by Dan Cohen and Max Blumenthal
Part 2 - Targeting the “troika of tyranny”
Since the 1998 election of Hugo Chávez, the United States has fought to restore control over Venezuela and is vast oil reserves. Chávez’s socialist programs may have redistributed the country’s wealth and helped lift millions out of poverty, but they also earned him a target on his back.
In 2002, Venezuela’s right-wing opposition briefly ousted Chávez with US support and recognition, before the military restored his presidency following a mass popular mobilization. Throughout the administrations of US Presidents George W. Bush and Barack Obama, Chávez survived numerous assassination plots, before succumbing to cancer in 2013. His successor, Nicolas Maduro, has survived three attempts on his life.

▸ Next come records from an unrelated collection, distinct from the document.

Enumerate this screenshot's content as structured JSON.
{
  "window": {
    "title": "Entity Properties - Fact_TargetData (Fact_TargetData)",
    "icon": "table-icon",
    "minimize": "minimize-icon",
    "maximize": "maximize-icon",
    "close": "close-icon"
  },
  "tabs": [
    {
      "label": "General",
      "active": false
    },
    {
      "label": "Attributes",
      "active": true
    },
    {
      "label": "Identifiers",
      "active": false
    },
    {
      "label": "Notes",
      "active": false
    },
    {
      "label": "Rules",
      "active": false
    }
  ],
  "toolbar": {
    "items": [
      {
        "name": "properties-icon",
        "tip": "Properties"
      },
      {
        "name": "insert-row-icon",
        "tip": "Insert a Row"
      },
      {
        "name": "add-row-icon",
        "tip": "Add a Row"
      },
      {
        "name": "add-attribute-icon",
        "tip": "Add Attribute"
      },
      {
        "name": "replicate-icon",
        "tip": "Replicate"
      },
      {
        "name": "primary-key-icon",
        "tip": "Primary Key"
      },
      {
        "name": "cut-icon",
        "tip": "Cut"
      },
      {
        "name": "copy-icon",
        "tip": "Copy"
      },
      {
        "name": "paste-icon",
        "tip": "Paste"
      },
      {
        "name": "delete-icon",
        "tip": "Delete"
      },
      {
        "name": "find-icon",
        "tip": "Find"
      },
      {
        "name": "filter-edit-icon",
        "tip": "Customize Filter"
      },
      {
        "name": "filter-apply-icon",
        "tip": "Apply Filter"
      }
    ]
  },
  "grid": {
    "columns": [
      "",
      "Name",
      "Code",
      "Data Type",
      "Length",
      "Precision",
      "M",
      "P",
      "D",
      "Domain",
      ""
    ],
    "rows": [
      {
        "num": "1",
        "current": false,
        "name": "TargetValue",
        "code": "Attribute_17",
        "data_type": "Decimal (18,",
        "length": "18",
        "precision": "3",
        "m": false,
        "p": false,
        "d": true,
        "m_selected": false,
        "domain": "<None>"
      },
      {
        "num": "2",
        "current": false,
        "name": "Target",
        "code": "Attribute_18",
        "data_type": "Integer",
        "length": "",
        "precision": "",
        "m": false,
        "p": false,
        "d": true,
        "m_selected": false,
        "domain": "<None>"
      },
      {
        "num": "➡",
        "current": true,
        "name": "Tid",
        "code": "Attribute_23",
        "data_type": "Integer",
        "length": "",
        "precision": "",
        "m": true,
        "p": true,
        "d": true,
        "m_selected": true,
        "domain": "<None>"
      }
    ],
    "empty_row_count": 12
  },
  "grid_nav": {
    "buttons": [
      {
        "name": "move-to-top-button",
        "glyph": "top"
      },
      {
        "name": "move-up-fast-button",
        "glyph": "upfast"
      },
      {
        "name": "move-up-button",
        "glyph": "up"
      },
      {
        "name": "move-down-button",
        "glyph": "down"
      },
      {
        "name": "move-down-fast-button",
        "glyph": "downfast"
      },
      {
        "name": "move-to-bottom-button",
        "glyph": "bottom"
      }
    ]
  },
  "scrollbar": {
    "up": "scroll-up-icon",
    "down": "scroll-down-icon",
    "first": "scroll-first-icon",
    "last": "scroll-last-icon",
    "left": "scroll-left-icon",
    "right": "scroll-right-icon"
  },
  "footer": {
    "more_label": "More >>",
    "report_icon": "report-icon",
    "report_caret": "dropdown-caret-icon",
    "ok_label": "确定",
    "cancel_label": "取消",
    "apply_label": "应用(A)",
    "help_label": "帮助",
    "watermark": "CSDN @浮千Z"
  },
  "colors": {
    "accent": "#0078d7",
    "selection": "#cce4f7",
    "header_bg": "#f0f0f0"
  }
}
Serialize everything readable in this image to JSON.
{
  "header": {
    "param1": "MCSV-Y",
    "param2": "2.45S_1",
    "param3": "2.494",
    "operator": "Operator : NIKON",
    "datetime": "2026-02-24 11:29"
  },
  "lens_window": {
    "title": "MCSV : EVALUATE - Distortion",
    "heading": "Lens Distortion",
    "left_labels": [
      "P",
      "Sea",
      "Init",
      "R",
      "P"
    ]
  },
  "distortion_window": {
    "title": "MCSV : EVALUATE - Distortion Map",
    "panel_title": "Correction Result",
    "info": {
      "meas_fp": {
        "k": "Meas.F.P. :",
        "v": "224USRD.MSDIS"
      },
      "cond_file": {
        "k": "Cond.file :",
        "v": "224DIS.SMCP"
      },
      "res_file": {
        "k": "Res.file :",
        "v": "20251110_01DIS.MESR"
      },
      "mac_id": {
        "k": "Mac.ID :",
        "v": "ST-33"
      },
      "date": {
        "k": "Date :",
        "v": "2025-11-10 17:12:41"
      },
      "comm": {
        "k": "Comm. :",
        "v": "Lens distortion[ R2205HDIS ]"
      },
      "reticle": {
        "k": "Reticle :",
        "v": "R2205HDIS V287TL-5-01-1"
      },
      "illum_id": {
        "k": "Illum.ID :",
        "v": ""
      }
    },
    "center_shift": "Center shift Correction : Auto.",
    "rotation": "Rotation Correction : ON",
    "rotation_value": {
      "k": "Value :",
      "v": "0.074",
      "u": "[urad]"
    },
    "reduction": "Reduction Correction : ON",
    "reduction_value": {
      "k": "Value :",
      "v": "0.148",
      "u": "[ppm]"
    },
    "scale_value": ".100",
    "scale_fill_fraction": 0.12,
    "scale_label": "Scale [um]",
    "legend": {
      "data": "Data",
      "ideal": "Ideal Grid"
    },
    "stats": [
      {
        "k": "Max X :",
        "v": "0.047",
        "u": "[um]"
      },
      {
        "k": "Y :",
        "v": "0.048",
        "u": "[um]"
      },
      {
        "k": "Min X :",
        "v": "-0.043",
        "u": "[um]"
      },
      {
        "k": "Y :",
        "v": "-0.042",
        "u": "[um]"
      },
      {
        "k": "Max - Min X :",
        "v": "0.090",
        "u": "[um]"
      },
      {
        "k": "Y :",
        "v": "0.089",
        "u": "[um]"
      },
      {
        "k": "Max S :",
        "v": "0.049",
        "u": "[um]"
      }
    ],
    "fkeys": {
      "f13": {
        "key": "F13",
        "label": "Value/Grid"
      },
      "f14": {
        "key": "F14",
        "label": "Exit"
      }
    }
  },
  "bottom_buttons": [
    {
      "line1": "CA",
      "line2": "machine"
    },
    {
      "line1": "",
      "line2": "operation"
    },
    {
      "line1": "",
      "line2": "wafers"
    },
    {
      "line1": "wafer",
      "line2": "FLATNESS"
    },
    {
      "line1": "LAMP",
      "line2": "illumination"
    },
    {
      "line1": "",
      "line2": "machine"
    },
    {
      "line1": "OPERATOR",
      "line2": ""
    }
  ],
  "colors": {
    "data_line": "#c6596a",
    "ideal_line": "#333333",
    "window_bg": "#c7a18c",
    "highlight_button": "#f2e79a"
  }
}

The Trump administration immediately elevated Venezuela to the top of Washington’s regime change target list, branding it the leader of a “troika of tyranny.” Last year, Trump’s national security team attempted to recruit members of the military brass to mount a military junta, but that effort failed.
According to the Venezuelan government, the US was also involved in a plot, codenamed Operation Constitution, to capture Maduro at the Miraflores presidential palace; and another, called Operation Armageddon, to assassinate him at a military parade in July 2017. Just over a year later, exiled opposition leaders tried and failed to kill Maduro with drone bombs during a military parade in Caracas.
More than a decade before these intrigues, a group of right-wing opposition students were hand-selected and groomed by an elite US-funded regime change training academy to topple Venezuela’s government and restore the neoliberal order.